Once again, the Wild didn’t roll over and play dead despite entering Thursday’s game trailing 3-0 in their series. To the contrary: they outshot Chicago 29-17 in the final two periods and fired 37 shots at goalie Corey Crawford while limiting the Blackhawks to only 24 shots on Dubnyk. But once again, the opportunistic Hawks did exactly what they needed to do to eke out a win – in this case, get a shorthanded, empty-net goal from Marian Hossa at 16:53 of the third period (yes, you read that correctly). That wound up being the game winner, although at the time it put the visiting team up 4-1 on the Wild. Minnesota would score a power play goal 49 seconds after Hossa scored, and then Nino Niederreiter’s fourth of the playoffs with 1:27 left in regulation made the last few seconds a nailbiter. But in the end, the Blackhawks pulled out the win and are headed to their fifth Western Conference Final in the past seven seasons. Read more

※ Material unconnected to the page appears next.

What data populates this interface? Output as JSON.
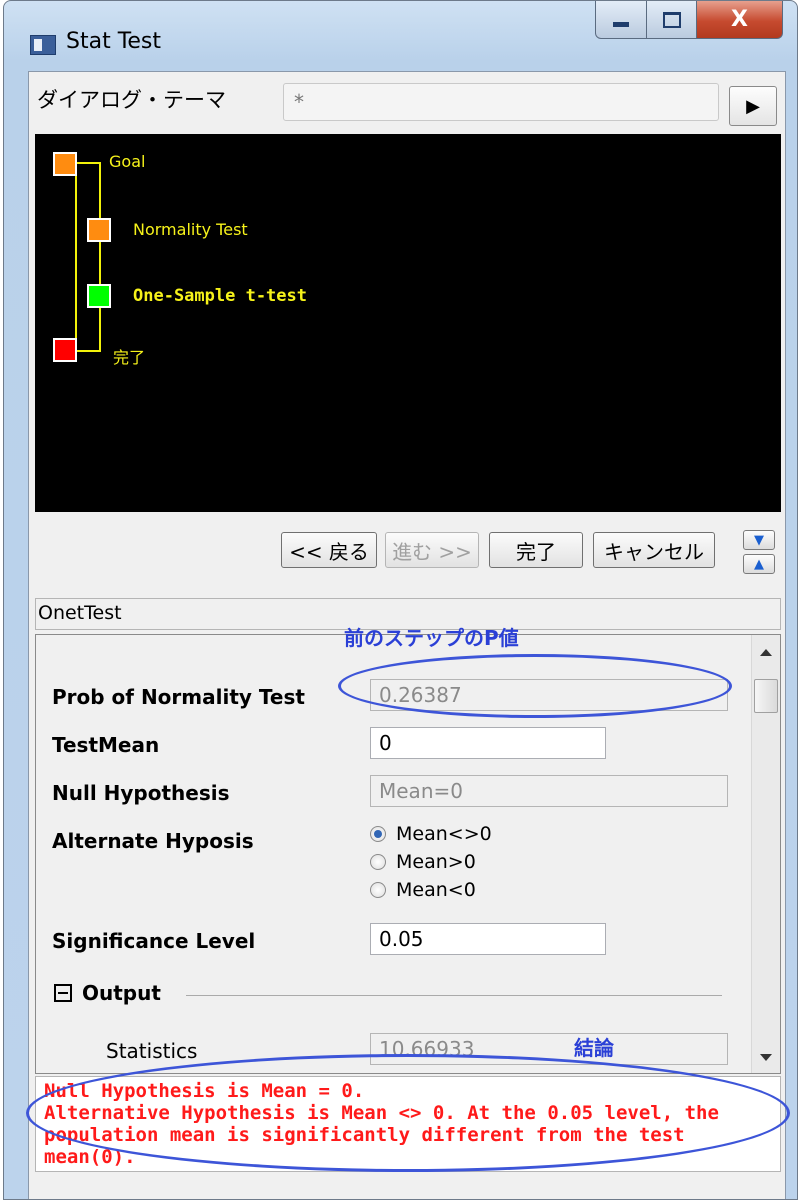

Hawks’ Rozsival badly injures ankle in Game 4 vs. Wild after catching skate in rut

Hawks defenseman Michal Rozsival lies on the ice after suffering an ankle injury in Game 4 of Chicago's second-round series against Minnesota. (Hannah Foslien/Getty Images)

At age 36, veteran Blackhawks defenseman Michal Rozsival no longer is in his NHL prime, but still fills an important need on Chicago’s defense corps. However, after a gruesome injury in Game 4 Thursday, Rozsival isn’t likely to play again in the playoffs – and he may have played his final game in hockey’s best league.

The Hawks were leading 2-0 early in the second period when Rozsival began to move back toward Chicago’s zone, but as he attempted to move from skating backward to forward in his pursuit of Wild winger Thomas Vanek, Rozsival’s skate caught a rut, twisting his ankle in a nasty manner: (WARNING: graphic images) Read more

Hawks strike first in Game 4 vs. Wild on deflected & knuckling shot by Seabrook

Hawks players Johnny Oduya, Bryan Bickell, Brad Richards, Brent Seabrook and Patrick Kane celebrate Seabrook's first-period goal Thursday in Game Four of Chicago's second-round series against Minnesota. (Bruce Kluckhohn/NHLI via Getty Images)

The Chicago Blackhawks are arguably the NHL’s most dangerous team this year because they have a multitude of weaponry with which to defeat you. It isn’t only Jonathan Toews, Patrick Kane, Marian Hossa, Patrick Sharp and Duncan Keith who are doing the heavy lifting for the Hawks – they win games because players throughout the lineup can step up and help them win at any moment in any game. And in Game 4 of their second-round series against Minnesota Thursday, Chicago got its first goal and lead of the night thanks to another player: veteran blueliner Brent Seabrook, who wristed a knuckling puck past Wild netminder Devan Dubnyk.

Game 4 had just passed the first half of the opening period when Seabrook took a pass at center ice, skated into the Wild’s zone with the puck and sent a wrist shot that ricocheted off the leg of Minnesota defenseman Marco Scandella and over Dubnyk’s shoulder for his third goal of the playoffs: Read more